• **Extracted records**:
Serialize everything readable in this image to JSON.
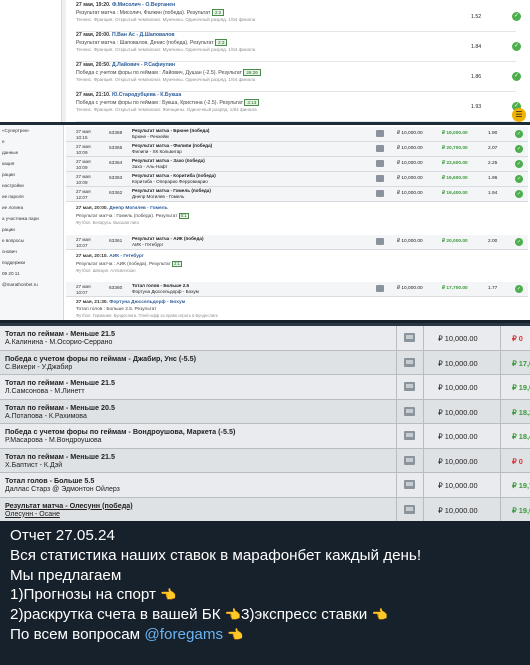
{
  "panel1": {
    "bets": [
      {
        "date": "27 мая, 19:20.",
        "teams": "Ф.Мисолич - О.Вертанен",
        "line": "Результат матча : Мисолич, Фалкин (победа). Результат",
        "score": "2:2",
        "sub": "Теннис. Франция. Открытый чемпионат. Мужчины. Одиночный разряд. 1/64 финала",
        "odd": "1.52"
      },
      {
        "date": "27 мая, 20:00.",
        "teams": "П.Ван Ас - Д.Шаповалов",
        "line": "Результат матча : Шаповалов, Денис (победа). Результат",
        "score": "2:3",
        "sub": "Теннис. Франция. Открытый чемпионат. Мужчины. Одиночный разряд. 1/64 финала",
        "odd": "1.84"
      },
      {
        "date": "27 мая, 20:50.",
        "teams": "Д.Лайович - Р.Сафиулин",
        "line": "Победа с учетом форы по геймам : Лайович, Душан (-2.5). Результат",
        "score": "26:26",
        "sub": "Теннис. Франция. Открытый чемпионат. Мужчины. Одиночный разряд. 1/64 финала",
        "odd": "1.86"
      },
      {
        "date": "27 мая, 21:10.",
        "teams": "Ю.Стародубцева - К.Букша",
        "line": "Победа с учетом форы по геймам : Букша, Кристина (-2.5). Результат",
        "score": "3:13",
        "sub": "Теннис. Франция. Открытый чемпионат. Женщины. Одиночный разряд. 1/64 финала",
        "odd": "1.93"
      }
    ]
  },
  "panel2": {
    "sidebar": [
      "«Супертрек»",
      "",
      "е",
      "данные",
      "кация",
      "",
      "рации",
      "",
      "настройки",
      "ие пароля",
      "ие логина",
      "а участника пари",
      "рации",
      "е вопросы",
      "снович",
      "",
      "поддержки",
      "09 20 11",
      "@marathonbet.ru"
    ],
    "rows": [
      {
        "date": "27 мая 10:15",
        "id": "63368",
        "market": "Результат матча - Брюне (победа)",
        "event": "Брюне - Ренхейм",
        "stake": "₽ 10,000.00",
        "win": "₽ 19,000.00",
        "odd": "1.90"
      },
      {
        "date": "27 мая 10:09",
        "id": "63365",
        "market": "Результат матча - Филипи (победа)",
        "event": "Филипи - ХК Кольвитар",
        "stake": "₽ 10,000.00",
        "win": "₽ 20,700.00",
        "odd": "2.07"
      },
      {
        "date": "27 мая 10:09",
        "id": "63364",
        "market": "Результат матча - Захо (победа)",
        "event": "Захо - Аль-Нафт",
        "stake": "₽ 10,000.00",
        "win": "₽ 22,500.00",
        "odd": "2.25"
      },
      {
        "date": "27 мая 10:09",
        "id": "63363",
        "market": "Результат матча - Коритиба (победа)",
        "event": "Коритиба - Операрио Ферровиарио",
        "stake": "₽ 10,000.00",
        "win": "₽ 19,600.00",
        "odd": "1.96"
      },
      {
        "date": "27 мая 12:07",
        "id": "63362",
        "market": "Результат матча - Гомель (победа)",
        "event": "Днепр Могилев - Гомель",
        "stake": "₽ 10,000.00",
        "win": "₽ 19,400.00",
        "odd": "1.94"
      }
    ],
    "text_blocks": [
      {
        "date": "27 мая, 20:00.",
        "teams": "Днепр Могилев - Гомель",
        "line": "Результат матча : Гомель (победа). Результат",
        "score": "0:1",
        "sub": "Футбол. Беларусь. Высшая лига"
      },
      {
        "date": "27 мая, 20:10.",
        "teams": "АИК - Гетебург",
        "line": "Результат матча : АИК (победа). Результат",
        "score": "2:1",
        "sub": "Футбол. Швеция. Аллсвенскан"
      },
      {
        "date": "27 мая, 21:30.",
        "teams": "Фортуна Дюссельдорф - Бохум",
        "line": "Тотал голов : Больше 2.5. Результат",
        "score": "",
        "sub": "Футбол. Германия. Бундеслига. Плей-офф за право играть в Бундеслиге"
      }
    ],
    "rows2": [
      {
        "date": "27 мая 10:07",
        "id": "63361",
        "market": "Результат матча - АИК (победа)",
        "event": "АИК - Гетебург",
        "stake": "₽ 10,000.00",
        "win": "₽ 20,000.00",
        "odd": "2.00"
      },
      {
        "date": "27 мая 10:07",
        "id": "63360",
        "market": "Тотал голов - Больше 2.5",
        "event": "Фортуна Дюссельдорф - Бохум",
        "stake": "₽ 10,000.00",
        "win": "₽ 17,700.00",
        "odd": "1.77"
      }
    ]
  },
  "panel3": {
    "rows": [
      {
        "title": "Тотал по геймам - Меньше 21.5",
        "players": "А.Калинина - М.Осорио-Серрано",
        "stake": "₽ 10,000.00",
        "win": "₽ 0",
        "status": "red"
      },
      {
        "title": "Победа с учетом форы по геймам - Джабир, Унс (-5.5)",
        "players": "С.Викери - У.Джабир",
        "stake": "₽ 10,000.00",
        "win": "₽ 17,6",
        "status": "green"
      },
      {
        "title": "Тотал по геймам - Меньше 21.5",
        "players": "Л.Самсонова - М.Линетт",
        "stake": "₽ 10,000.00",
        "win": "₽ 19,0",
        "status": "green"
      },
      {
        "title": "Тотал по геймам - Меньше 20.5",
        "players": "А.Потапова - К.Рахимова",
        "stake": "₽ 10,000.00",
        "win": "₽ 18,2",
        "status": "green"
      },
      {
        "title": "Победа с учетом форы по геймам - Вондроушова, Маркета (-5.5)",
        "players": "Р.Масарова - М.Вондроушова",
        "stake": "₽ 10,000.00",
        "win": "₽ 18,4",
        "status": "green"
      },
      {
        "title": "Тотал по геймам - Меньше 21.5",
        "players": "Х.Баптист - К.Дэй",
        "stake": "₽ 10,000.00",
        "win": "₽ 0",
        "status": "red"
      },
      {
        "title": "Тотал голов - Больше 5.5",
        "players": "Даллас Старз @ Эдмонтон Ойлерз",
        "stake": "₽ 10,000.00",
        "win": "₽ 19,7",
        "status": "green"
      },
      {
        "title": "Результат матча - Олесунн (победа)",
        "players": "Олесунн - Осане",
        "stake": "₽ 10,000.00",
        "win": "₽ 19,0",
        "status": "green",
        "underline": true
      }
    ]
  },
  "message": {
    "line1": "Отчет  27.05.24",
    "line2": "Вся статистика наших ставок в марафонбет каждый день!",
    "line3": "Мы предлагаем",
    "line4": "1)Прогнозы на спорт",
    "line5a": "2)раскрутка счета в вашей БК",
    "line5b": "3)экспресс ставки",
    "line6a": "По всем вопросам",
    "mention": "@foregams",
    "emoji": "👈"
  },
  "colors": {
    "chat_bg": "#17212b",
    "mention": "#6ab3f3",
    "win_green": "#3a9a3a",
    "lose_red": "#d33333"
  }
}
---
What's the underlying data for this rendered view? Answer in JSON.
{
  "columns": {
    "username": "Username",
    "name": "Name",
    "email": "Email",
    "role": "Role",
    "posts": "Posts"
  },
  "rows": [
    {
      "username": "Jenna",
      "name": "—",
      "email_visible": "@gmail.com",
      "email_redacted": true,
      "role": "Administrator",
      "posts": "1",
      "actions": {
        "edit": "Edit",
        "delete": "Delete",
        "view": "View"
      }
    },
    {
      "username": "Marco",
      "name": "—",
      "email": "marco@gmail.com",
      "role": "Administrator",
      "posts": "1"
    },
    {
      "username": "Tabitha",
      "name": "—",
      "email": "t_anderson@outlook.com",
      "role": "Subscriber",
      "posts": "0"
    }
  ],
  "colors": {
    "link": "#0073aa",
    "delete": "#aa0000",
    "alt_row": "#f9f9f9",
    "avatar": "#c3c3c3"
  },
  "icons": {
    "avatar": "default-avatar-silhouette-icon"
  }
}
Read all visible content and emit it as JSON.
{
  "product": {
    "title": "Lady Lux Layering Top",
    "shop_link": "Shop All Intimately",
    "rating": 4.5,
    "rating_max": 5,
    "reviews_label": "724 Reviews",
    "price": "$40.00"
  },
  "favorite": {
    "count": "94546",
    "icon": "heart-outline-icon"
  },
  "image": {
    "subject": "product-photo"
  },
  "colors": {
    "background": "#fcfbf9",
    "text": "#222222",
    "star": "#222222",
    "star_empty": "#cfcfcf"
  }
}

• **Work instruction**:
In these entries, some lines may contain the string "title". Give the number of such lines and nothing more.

• **Completed task**:
9